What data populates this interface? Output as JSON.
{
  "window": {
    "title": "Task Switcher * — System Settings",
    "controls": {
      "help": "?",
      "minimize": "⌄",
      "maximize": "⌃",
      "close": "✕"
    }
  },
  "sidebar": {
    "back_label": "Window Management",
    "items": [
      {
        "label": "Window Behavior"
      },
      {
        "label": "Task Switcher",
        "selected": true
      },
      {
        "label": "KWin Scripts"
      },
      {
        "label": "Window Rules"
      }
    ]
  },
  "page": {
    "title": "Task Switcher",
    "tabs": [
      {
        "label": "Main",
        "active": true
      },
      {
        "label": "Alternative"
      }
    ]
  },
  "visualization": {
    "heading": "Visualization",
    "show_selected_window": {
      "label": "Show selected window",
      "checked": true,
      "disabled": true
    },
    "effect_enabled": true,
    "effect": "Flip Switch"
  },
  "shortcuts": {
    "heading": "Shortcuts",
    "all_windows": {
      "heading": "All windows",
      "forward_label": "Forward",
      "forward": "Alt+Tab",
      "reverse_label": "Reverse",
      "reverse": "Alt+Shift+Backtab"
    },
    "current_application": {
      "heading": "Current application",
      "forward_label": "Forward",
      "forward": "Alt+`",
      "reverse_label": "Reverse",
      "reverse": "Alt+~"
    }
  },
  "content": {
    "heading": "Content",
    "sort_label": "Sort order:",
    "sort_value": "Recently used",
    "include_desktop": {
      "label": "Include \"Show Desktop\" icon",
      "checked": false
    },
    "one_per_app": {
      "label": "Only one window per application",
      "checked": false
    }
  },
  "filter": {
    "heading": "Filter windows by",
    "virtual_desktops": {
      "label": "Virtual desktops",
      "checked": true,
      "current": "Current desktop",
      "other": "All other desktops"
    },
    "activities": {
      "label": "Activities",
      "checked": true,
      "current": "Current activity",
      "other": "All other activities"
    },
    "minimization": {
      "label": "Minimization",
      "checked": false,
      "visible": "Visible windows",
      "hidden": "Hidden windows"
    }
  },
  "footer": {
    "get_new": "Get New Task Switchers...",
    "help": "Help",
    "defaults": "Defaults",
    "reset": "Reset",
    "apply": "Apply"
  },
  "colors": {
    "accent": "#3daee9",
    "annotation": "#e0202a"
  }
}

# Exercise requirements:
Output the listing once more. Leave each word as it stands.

# Worked solution:
What data populates this interface? Output as JSON.
{
  "window": {
    "title": "Task Switcher * — System Settings",
    "controls": {
      "help": "?",
      "minimize": "⌄",
      "maximize": "⌃",
      "close": "✕"
    }
  },
  "sidebar": {
    "back_label": "Window Management",
    "items": [
      {
        "label": "Window Behavior"
      },
      {
        "label": "Task Switcher",
        "selected": true
      },
      {
        "label": "KWin Scripts"
      },
      {
        "label": "Window Rules"
      }
    ]
  },
  "page": {
    "title": "Task Switcher",
    "tabs": [
      {
        "label": "Main",
        "active": true
      },
      {
        "label": "Alternative"
      }
    ]
  },
  "visualization": {
    "heading": "Visualization",
    "show_selected_window": {
      "label": "Show selected window",
      "checked": true,
      "disabled": true
    },
    "effect_enabled": true,
    "effect": "Flip Switch"
  },
  "shortcuts": {
    "heading": "Shortcuts",
    "all_windows": {
      "heading": "All windows",
      "forward_label": "Forward",
      "forward": "Alt+Tab",
      "reverse_label": "Reverse",
      "reverse": "Alt+Shift+Backtab"
    },
    "current_application": {
      "heading": "Current application",
      "forward_label": "Forward",
      "forward": "Alt+`",
      "reverse_label": "Reverse",
      "reverse": "Alt+~"
    }
  },
  "content": {
    "heading": "Content",
    "sort_label": "Sort order:",
    "sort_value": "Recently used",
    "include_desktop": {
      "label": "Include \"Show Desktop\" icon",
      "checked": false
    },
    "one_per_app": {
      "label": "Only one window per application",
      "checked": false
    }
  },
  "filter": {
    "heading": "Filter windows by",
    "virtual_desktops": {
      "label": "Virtual desktops",
      "checked": true,
      "current": "Current desktop",
      "other": "All other desktops"
    },
    "activities": {
      "label": "Activities",
      "checked": true,
      "current": "Current activity",
      "other": "All other activities"
    },
    "minimization": {
      "label": "Minimization",
      "checked": false,
      "visible": "Visible windows",
      "hidden": "Hidden windows"
    }
  },
  "footer": {
    "get_new": "Get New Task Switchers...",
    "help": "Help",
    "defaults": "Defaults",
    "reset": "Reset",
    "apply": "Apply"
  },
  "colors": {
    "accent": "#3daee9",
    "annotation": "#e0202a"
  }
}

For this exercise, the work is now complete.